*** Dataset records ***

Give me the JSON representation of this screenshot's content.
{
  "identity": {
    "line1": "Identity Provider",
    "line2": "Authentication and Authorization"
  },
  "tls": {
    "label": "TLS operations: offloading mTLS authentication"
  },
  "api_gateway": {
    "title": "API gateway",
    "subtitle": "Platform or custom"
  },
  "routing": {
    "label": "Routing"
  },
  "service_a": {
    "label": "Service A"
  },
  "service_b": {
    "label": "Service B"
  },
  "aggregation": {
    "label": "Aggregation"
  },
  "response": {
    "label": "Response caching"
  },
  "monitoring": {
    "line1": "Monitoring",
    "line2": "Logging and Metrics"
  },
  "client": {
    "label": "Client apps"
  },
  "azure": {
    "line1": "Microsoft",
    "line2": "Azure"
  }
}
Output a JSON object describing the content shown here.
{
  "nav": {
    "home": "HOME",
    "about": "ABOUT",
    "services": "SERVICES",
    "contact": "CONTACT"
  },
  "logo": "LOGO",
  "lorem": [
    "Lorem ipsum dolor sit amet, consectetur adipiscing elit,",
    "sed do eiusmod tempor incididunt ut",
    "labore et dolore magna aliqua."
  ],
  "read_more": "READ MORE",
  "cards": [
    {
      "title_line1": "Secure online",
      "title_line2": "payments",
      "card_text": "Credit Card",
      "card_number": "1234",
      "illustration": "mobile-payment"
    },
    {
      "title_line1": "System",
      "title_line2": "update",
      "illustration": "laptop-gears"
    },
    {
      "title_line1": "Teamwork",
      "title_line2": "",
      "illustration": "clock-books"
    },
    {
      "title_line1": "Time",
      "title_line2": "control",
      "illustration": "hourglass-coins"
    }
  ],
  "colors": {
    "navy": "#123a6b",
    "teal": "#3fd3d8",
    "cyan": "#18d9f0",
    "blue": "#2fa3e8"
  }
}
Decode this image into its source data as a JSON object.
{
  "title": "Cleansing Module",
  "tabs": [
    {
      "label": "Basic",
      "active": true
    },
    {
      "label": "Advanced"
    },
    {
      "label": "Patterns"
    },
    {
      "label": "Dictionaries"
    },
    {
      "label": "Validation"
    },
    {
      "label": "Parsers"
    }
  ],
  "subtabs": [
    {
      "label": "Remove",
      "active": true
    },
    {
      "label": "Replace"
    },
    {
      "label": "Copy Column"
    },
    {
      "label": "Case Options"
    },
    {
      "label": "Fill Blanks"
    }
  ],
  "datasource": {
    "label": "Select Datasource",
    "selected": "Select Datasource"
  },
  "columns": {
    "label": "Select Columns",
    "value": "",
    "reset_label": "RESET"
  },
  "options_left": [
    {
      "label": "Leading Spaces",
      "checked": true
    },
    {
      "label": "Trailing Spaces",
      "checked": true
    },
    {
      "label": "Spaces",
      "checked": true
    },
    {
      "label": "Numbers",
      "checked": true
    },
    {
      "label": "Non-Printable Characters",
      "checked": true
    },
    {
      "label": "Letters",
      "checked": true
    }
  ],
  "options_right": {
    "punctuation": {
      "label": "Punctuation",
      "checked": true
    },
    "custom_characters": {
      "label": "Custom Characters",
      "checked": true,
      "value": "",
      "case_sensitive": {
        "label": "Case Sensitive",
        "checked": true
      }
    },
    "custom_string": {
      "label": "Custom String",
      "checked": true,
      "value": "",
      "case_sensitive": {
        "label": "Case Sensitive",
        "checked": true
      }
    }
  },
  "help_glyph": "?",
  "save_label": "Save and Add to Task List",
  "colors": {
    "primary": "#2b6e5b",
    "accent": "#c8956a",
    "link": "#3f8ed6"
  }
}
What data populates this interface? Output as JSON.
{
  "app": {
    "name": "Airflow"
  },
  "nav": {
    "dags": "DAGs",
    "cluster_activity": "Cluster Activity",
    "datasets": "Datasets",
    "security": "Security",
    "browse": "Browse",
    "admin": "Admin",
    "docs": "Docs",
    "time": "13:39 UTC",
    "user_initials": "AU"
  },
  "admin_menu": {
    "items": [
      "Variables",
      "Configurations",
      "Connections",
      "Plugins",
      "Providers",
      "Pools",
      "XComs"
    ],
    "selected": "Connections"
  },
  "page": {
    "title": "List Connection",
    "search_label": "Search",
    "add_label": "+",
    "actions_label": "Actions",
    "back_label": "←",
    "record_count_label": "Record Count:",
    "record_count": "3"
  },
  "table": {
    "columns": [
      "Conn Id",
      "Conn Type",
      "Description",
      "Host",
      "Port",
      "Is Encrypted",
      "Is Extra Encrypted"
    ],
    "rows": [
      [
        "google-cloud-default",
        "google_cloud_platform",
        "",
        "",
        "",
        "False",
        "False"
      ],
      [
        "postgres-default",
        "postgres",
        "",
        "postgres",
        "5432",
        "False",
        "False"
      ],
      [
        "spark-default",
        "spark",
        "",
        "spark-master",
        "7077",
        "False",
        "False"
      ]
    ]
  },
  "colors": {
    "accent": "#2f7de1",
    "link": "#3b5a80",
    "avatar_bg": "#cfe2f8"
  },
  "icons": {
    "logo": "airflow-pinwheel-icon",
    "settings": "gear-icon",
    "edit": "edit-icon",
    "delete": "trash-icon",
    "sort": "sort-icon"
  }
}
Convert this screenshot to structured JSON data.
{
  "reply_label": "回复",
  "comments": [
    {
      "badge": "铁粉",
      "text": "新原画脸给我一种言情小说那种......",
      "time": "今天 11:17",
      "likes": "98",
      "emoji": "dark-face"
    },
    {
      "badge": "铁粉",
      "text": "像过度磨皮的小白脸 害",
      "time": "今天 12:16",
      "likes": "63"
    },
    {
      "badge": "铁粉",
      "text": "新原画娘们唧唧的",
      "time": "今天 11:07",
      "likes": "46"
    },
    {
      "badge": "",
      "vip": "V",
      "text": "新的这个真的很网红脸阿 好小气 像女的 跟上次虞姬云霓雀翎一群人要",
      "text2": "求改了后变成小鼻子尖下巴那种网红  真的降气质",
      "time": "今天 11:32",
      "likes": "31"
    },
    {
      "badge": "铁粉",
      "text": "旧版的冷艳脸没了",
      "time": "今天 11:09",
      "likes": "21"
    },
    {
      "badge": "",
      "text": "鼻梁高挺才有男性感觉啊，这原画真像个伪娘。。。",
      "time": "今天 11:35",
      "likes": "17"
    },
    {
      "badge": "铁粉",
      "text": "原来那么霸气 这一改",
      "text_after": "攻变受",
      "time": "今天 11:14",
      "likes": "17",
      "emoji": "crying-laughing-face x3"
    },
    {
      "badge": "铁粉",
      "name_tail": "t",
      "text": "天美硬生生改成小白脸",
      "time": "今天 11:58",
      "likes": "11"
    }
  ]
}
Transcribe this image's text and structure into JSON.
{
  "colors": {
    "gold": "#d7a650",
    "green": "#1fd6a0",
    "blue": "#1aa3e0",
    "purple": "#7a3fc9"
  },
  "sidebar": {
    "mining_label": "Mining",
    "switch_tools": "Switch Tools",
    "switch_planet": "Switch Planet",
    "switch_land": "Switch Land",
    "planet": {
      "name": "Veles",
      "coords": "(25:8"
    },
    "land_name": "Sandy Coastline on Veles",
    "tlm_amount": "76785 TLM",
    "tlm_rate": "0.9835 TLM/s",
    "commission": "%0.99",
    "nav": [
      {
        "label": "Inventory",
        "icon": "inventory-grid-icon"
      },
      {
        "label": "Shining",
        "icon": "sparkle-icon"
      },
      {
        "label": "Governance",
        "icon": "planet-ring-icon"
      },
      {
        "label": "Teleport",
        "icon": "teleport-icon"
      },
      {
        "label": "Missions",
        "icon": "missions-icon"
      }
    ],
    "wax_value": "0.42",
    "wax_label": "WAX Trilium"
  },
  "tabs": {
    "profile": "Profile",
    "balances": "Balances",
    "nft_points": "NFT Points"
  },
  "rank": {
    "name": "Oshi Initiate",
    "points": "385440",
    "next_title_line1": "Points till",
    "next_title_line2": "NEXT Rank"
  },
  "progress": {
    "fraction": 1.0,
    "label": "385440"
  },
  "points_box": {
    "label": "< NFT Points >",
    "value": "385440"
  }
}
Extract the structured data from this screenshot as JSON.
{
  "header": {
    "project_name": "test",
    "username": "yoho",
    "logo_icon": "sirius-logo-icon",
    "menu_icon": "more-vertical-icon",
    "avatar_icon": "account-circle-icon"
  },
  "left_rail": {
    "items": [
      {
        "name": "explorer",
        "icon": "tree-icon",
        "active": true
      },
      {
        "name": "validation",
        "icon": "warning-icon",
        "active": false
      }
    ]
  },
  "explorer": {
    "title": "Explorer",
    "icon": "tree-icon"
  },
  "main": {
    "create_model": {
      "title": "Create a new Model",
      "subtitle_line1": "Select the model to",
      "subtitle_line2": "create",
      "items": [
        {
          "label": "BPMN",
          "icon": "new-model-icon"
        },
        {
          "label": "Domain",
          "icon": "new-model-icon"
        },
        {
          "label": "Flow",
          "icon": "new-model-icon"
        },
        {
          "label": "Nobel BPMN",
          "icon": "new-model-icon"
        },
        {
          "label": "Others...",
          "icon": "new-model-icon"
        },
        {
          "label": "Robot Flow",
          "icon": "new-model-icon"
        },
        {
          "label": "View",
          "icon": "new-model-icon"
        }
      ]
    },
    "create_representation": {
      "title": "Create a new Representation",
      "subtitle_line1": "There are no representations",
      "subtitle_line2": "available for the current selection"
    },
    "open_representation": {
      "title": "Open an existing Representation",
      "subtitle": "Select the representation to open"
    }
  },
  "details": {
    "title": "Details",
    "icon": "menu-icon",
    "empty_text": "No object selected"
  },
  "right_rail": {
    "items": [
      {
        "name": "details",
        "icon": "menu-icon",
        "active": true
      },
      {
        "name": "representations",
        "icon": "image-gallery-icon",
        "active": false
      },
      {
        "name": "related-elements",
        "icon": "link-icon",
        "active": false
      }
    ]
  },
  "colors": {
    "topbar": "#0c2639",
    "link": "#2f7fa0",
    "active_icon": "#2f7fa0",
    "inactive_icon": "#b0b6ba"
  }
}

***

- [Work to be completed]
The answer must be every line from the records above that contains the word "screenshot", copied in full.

- [Response area]
Give me the JSON representation of this screenshot's content.
Convert this screenshot to structured JSON data.
Extract the structured data from this screenshot as JSON.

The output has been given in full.